Below is another piece by Stuart Chase, as we consider the virgin birth. You can read more from him over at deformed.co.za.
It is impossible for a virgin to conceive, they argue. And yet the Bible tells us quite plainly that Mary did conceive, and give birth, as a virgin. The question to be asked is, how important is the doctrine of the virgin birth to historic Christianity? Its significance is at least fourfold.
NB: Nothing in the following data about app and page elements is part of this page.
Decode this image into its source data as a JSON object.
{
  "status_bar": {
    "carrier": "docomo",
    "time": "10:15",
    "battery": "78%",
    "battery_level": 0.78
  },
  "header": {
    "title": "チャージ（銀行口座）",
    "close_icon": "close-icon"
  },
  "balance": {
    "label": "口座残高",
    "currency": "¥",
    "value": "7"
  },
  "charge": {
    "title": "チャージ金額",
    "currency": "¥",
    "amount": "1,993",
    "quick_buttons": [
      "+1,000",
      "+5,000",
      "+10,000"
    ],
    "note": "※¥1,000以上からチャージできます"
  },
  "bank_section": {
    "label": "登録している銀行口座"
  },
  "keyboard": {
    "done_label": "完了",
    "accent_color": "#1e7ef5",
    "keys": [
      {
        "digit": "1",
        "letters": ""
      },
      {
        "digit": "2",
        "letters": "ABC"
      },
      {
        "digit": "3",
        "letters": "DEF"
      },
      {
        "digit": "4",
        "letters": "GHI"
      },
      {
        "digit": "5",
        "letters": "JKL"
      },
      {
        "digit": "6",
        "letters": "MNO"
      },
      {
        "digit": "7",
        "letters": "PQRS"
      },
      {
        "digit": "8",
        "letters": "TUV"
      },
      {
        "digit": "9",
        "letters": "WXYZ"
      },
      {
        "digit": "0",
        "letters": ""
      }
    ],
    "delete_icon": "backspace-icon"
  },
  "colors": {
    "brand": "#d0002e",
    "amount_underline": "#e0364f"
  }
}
First, it is significant because it shows that his birth was supernatural. Right from the outset, Jesus’ life was shown to be one of supernatural significance. The story of Jesus of Nazareth commenced with a supernatural birth and concluded with a supernatural resurrection and ascension. As Donald Macleod notes, “The virgin birth is … blatantly supernatural, defying our rationalism, informing us that all that follows belongs to the same order as itself and that if we find offence there is no point in proceeding further.”[1. Donald Macleod, The Person of Christ: Contours of Christian Theology (Downer’s Grove: Inter-Varsity Press, 1998), 37.]
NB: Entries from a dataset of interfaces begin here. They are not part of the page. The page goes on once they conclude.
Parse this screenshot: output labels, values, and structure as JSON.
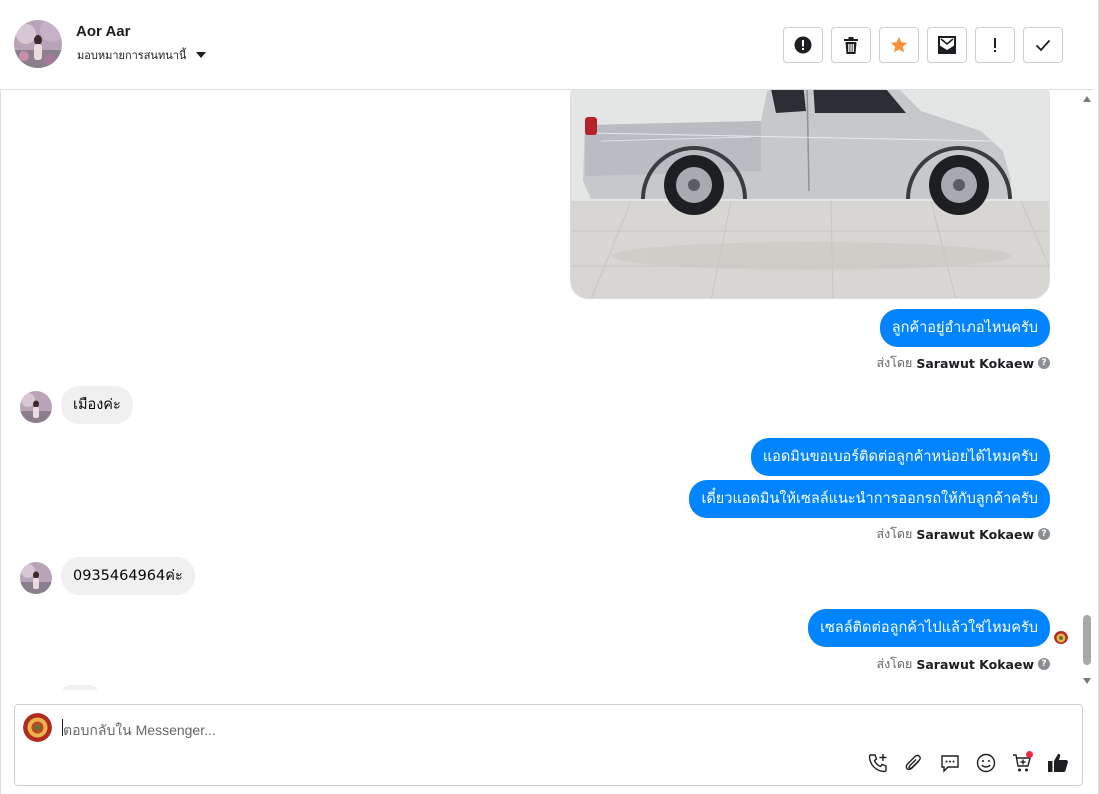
{
  "header": {
    "contact_name": "Aor Aar",
    "assign_label": "มอบหมายการสนทนานี้"
  },
  "toolbar": [
    {
      "name": "report-spam-button",
      "icon": "alert-circle-icon"
    },
    {
      "name": "delete-button",
      "icon": "trash-icon"
    },
    {
      "name": "star-button",
      "icon": "star-icon"
    },
    {
      "name": "mark-unread-button",
      "icon": "envelope-icon"
    },
    {
      "name": "important-button",
      "icon": "exclamation-icon"
    },
    {
      "name": "mark-done-button",
      "icon": "check-icon"
    }
  ],
  "conversation": {
    "msg1": "ลูกค้าอยู่อำเภอไหนครับ",
    "sent_prefix": "ส่งโดย",
    "agent": "Sarawut Kokaew",
    "reply1": "เมืองค่ะ",
    "msg2": "แอดมินขอเบอร์ติดต่อลูกค้าหน่อยได้ไหมครับ",
    "msg3": "เดี๋ยวแอดมินให้เซลล์แนะนำการออกรถให้กับลูกค้าครับ",
    "reply2": "0935464964ค่ะ",
    "msg4": "เซลล์ติดต่อลูกค้าไปแล้วใช่ไหมครับ"
  },
  "composer": {
    "placeholder": "ตอบกลับใน Messenger..."
  },
  "colors": {
    "accent": "#0084ff",
    "incoming_bubble": "#f0f0f0",
    "star": "#f7923a"
  }
}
Second, it is significant because it shows that humanity can’t redeem itself. The human race was infected by sin. The sin nature, it seems, is passed from father to children; Jesus was therefore born without a sin nature because he had no biological human father. This made him uniquely qualified to serve as humanity’s Saviour.